*** Block opens ***
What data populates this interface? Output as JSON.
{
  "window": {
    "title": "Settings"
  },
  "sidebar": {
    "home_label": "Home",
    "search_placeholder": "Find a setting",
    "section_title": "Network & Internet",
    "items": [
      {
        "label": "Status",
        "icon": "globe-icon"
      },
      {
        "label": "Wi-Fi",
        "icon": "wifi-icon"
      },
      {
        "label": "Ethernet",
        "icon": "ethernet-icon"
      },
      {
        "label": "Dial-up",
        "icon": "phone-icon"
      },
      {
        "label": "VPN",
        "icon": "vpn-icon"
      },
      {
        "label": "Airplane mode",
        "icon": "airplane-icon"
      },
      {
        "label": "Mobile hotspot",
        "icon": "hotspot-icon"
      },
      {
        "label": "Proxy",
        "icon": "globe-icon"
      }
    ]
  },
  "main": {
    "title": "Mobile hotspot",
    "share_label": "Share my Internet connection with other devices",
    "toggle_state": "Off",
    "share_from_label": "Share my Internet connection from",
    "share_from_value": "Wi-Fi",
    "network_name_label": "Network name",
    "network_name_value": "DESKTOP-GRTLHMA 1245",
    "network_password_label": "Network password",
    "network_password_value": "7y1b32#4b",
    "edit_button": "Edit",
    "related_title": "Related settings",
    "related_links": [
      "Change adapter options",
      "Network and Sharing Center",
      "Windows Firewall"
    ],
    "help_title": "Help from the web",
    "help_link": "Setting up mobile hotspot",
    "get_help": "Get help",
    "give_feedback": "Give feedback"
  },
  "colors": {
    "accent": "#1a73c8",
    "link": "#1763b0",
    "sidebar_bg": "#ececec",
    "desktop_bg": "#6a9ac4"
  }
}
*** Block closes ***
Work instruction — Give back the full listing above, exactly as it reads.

Written answer —
What data populates this interface? Output as JSON.
{
  "window": {
    "title": "Settings"
  },
  "sidebar": {
    "home_label": "Home",
    "search_placeholder": "Find a setting",
    "section_title": "Network & Internet",
    "items": [
      {
        "label": "Status",
        "icon": "globe-icon"
      },
      {
        "label": "Wi-Fi",
        "icon": "wifi-icon"
      },
      {
        "label": "Ethernet",
        "icon": "ethernet-icon"
      },
      {
        "label": "Dial-up",
        "icon": "phone-icon"
      },
      {
        "label": "VPN",
        "icon": "vpn-icon"
      },
      {
        "label": "Airplane mode",
        "icon": "airplane-icon"
      },
      {
        "label": "Mobile hotspot",
        "icon": "hotspot-icon"
      },
      {
        "label": "Proxy",
        "icon": "globe-icon"
      }
    ]
  },
  "main": {
    "title": "Mobile hotspot",
    "share_label": "Share my Internet connection with other devices",
    "toggle_state": "Off",
    "share_from_label": "Share my Internet connection from",
    "share_from_value": "Wi-Fi",
    "network_name_label": "Network name",
    "network_name_value": "DESKTOP-GRTLHMA 1245",
    "network_password_label": "Network password",
    "network_password_value": "7y1b32#4b",
    "edit_button": "Edit",
    "related_title": "Related settings",
    "related_links": [
      "Change adapter options",
      "Network and Sharing Center",
      "Windows Firewall"
    ],
    "help_title": "Help from the web",
    "help_link": "Setting up mobile hotspot",
    "get_help": "Get help",
    "give_feedback": "Give feedback"
  },
  "colors": {
    "accent": "#1a73c8",
    "link": "#1763b0",
    "sidebar_bg": "#ececec",
    "desktop_bg": "#6a9ac4"
  }
}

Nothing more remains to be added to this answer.